Hallux Abducto Valgus—HAV
(Hallux Abducto Valgus—HAV)
This is a condition in which the 1st metatarsal deviates away from the adjacent metatarsals whilst the hallux (big toe) points towards the smaller toes. The change in the alignment of these bones produces a bony growth on the side of the 1st MTPJ (big toe joint), commonly known as a bunion. Bunions have a number of causes, including hereditary disposition, loose ligaments, poor footwear, inflammatory arthritis and over pronation of the feet.
The main symptom of HAV is pain during walking or movement of the hallux (big toe). This pain is die to the degeneration of the cartilage of the joint that occurs during the formation of the bunion. Long standing HAV can also cause the neighbouring 2nd toe to retract and dislocate. This dislocation can lead to the formation of corns and calluses under the ball of the foot which can become a painful part of the foot.
This is a condition in which the 1st metatarsal (long bone on inside of long arch of the foot) deviates away from the adjacent metatarsals whilst the hallux (big toe) points towards the smaller toes.

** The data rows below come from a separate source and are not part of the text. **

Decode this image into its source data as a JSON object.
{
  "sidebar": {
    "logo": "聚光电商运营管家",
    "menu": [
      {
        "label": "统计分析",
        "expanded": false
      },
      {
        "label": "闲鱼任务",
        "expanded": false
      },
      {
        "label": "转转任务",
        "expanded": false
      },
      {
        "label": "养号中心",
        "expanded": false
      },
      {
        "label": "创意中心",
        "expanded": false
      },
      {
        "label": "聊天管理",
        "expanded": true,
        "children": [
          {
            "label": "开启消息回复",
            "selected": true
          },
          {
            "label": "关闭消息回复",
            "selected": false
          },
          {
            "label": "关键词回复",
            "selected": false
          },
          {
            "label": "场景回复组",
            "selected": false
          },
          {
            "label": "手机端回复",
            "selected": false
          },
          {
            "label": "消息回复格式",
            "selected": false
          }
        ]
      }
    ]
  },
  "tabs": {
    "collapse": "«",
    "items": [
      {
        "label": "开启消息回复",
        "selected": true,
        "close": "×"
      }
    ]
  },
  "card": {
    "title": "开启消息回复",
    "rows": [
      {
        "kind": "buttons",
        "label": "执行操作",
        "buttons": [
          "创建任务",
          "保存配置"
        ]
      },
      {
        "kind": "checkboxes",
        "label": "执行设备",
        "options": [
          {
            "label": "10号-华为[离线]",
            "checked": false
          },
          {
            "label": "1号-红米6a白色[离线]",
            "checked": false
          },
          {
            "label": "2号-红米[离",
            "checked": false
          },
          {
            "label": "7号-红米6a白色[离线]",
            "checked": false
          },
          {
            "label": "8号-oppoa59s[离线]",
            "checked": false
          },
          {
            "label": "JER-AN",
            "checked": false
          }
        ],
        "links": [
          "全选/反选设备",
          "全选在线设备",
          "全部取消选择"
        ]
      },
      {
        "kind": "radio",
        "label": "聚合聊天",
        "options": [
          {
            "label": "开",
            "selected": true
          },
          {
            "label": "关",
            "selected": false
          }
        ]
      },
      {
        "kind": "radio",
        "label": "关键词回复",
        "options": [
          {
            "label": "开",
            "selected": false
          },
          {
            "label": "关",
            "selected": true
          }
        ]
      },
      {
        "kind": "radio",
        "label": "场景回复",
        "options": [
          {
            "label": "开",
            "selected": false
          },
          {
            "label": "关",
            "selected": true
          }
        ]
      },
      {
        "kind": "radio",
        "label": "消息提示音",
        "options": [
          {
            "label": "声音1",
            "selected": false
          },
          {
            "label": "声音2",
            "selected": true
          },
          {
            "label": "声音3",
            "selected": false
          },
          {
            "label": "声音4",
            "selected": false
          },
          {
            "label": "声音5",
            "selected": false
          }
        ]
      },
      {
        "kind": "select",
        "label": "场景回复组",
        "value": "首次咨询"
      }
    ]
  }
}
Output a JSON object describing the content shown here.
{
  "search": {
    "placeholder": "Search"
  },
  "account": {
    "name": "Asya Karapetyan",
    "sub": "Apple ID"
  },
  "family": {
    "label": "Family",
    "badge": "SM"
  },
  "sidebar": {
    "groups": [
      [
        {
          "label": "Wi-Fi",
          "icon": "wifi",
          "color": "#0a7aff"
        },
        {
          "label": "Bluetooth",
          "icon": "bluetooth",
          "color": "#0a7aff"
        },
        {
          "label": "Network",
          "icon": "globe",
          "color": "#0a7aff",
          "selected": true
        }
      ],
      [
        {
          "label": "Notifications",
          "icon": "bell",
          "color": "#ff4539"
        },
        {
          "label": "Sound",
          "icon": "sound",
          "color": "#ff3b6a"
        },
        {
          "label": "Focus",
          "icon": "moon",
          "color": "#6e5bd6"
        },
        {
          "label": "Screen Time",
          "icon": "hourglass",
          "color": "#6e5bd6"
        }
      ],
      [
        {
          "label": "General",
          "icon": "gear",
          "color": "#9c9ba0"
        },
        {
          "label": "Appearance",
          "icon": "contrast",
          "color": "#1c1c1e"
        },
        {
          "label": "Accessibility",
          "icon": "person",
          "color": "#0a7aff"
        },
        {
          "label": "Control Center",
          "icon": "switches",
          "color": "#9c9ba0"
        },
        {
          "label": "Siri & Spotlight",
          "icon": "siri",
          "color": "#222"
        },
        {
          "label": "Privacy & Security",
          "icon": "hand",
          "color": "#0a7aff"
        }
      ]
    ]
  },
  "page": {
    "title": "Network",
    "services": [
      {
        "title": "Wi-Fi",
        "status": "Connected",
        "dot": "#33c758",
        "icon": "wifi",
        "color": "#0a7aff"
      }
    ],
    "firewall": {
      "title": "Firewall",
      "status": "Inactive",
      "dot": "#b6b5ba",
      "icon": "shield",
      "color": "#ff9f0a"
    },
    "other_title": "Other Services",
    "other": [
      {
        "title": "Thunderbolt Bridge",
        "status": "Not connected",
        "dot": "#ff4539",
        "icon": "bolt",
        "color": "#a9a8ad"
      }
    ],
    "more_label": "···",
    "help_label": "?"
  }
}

Your podiatrist will assess your foot and identify the severity of your bunion. The treatment plan will depend on the severity of the bunion. Minor deformities are predominantly caused by over pronation of the feet. The pain associated with these deformities can be decreased and any further joint degeneration can be limited with the use of orthotics and night splints. Major deformities may require surgical correction to restore the alignment and function of the 1st MTPJ (big toe joint). Post surgical orthotics are usually required to slow if not prevent any recurrence of the bunion Any questions please feel free to ask the podiatrist, who will be happy to help you.